(Component data from apps and pages)

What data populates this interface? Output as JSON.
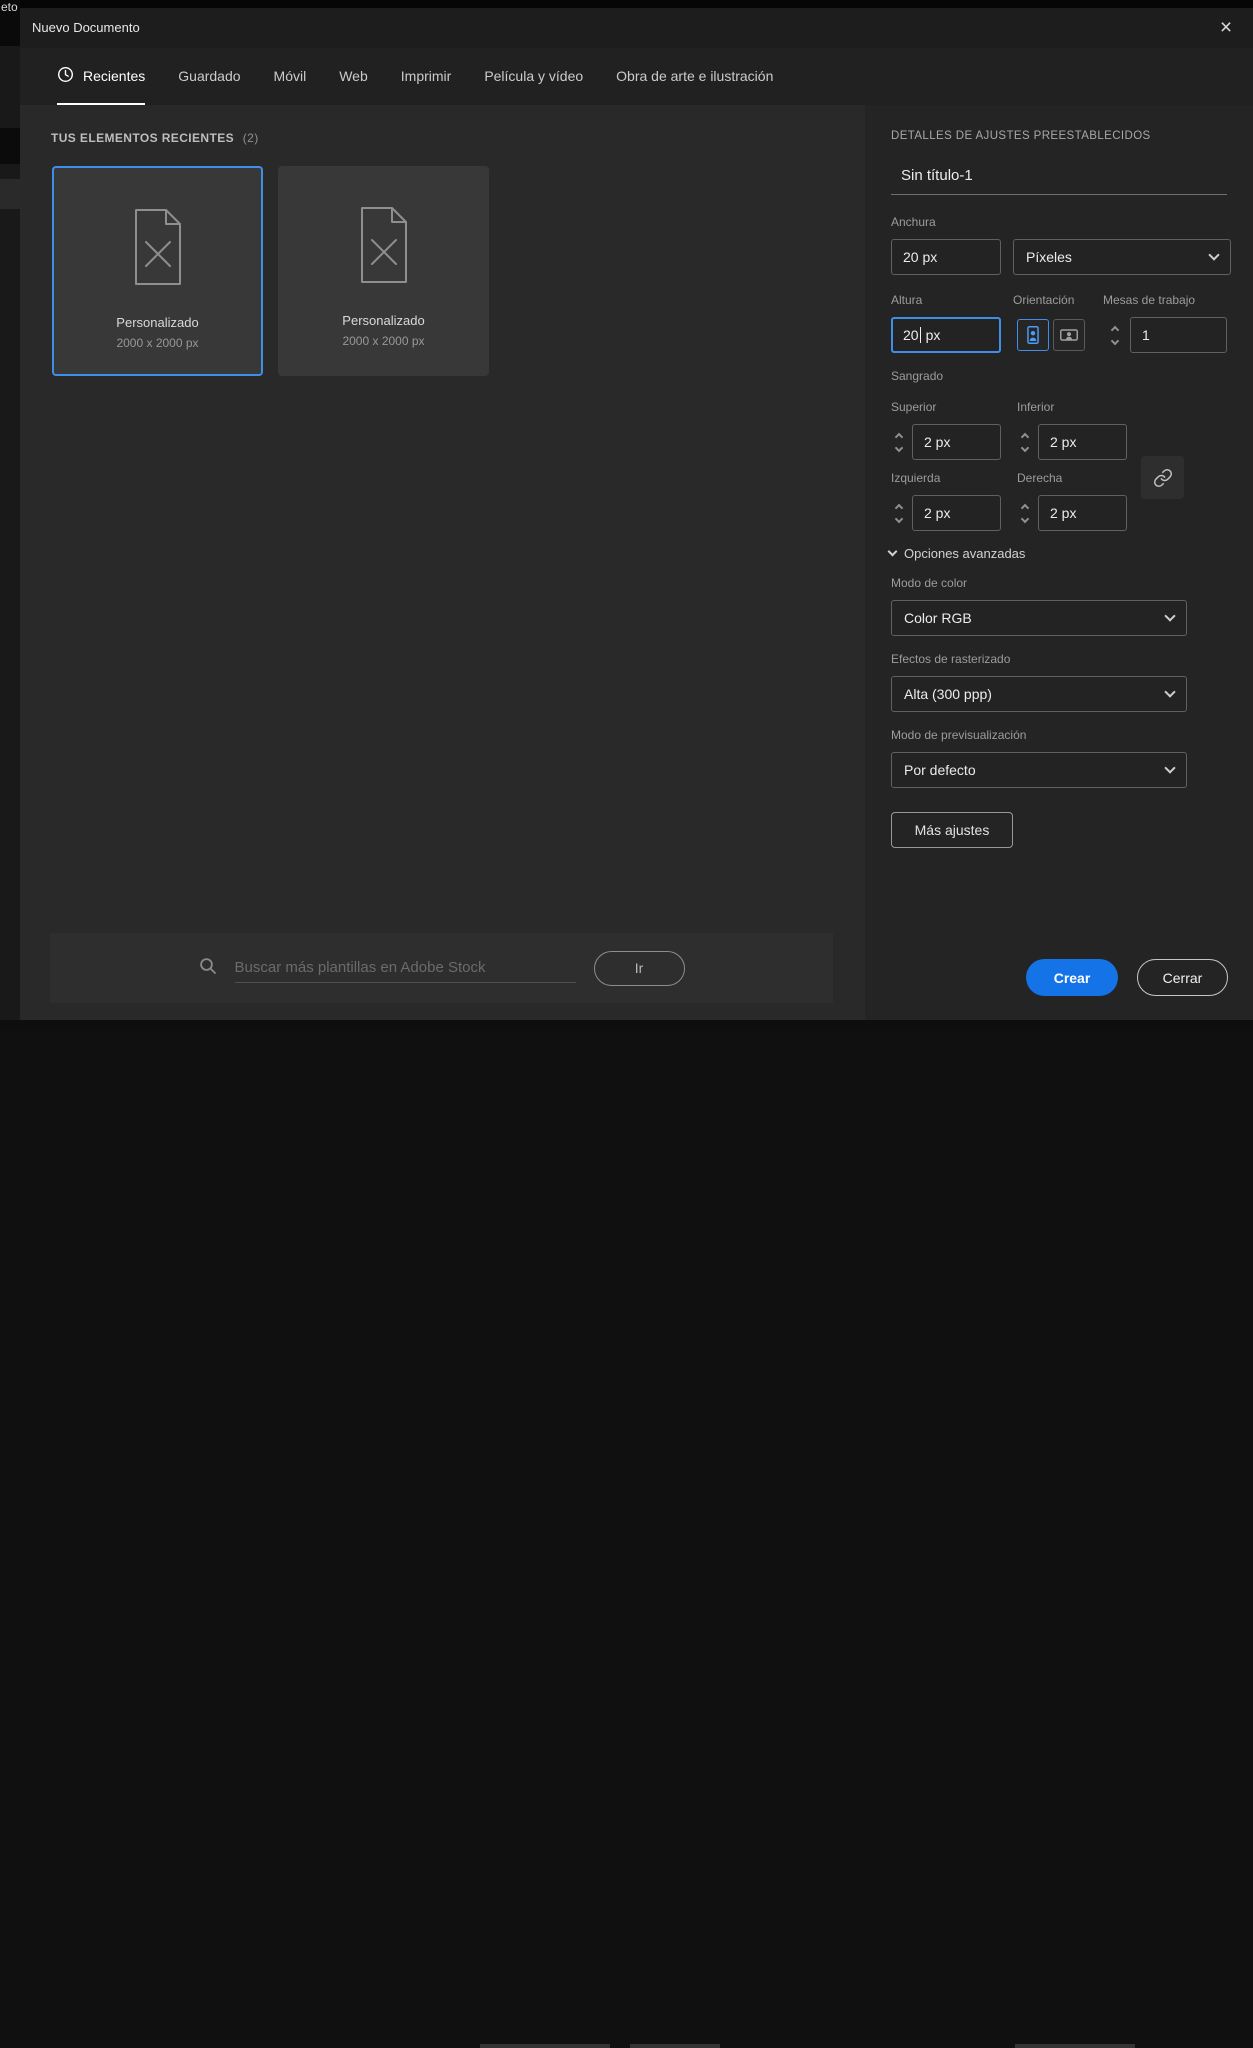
{
  "chrome": {
    "top_left_fragment": "eto"
  },
  "colors": {
    "accent_blue": "#1473e6",
    "focus_border": "#3f8ee8",
    "dialog_bg": "#282828",
    "panel_bg": "#242424"
  },
  "dialog": {
    "title": "Nuevo Documento",
    "close_glyph": "×"
  },
  "tabs": [
    {
      "label": "Recientes",
      "active": true
    },
    {
      "label": "Guardado",
      "active": false
    },
    {
      "label": "Móvil",
      "active": false
    },
    {
      "label": "Web",
      "active": false
    },
    {
      "label": "Imprimir",
      "active": false
    },
    {
      "label": "Película y vídeo",
      "active": false
    },
    {
      "label": "Obra de arte e ilustración",
      "active": false
    }
  ],
  "recent": {
    "heading": "TUS ELEMENTOS RECIENTES",
    "count": "(2)",
    "items": [
      {
        "name": "Personalizado",
        "size": "2000 x 2000 px",
        "selected": true
      },
      {
        "name": "Personalizado",
        "size": "2000 x 2000 px",
        "selected": false
      }
    ]
  },
  "search": {
    "placeholder": "Buscar más plantillas en Adobe Stock",
    "button_label": "Ir"
  },
  "panel": {
    "heading": "DETALLES DE AJUSTES PREESTABLECIDOS",
    "document_name": "Sin título-1",
    "width_label": "Anchura",
    "width_value": "20 px",
    "units_value": "Píxeles",
    "height_label": "Altura",
    "height_value": "20",
    "height_unit": "px",
    "orientation_label": "Orientación",
    "orientation_selected": "portrait",
    "artboards_label": "Mesas de trabajo",
    "artboards_value": "1",
    "bleed_label": "Sangrado",
    "bleed_top_label": "Superior",
    "bleed_top_value": "2 px",
    "bleed_bottom_label": "Inferior",
    "bleed_bottom_value": "2 px",
    "bleed_left_label": "Izquierda",
    "bleed_left_value": "2 px",
    "bleed_right_label": "Derecha",
    "bleed_right_value": "2 px",
    "advanced_label": "Opciones avanzadas",
    "color_mode_label": "Modo de color",
    "color_mode_value": "Color RGB",
    "raster_label": "Efectos de rasterizado",
    "raster_value": "Alta (300 ppp)",
    "preview_label": "Modo de previsualización",
    "preview_value": "Por defecto",
    "more_settings_label": "Más ajustes",
    "create_label": "Crear",
    "close_label": "Cerrar"
  }
}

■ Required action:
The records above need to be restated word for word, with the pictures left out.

■ Task answer:
What data populates this interface? Output as JSON.
{
  "chrome": {
    "top_left_fragment": "eto"
  },
  "colors": {
    "accent_blue": "#1473e6",
    "focus_border": "#3f8ee8",
    "dialog_bg": "#282828",
    "panel_bg": "#242424"
  },
  "dialog": {
    "title": "Nuevo Documento",
    "close_glyph": "×"
  },
  "tabs": [
    {
      "label": "Recientes",
      "active": true
    },
    {
      "label": "Guardado",
      "active": false
    },
    {
      "label": "Móvil",
      "active": false
    },
    {
      "label": "Web",
      "active": false
    },
    {
      "label": "Imprimir",
      "active": false
    },
    {
      "label": "Película y vídeo",
      "active": false
    },
    {
      "label": "Obra de arte e ilustración",
      "active": false
    }
  ],
  "recent": {
    "heading": "TUS ELEMENTOS RECIENTES",
    "count": "(2)",
    "items": [
      {
        "name": "Personalizado",
        "size": "2000 x 2000 px",
        "selected": true
      },
      {
        "name": "Personalizado",
        "size": "2000 x 2000 px",
        "selected": false
      }
    ]
  },
  "search": {
    "placeholder": "Buscar más plantillas en Adobe Stock",
    "button_label": "Ir"
  },
  "panel": {
    "heading": "DETALLES DE AJUSTES PREESTABLECIDOS",
    "document_name": "Sin título-1",
    "width_label": "Anchura",
    "width_value": "20 px",
    "units_value": "Píxeles",
    "height_label": "Altura",
    "height_value": "20",
    "height_unit": "px",
    "orientation_label": "Orientación",
    "orientation_selected": "portrait",
    "artboards_label": "Mesas de trabajo",
    "artboards_value": "1",
    "bleed_label": "Sangrado",
    "bleed_top_label": "Superior",
    "bleed_top_value": "2 px",
    "bleed_bottom_label": "Inferior",
    "bleed_bottom_value": "2 px",
    "bleed_left_label": "Izquierda",
    "bleed_left_value": "2 px",
    "bleed_right_label": "Derecha",
    "bleed_right_value": "2 px",
    "advanced_label": "Opciones avanzadas",
    "color_mode_label": "Modo de color",
    "color_mode_value": "Color RGB",
    "raster_label": "Efectos de rasterizado",
    "raster_value": "Alta (300 ppp)",
    "preview_label": "Modo de previsualización",
    "preview_value": "Por defecto",
    "more_settings_label": "Más ajustes",
    "create_label": "Crear",
    "close_label": "Cerrar"
  }
}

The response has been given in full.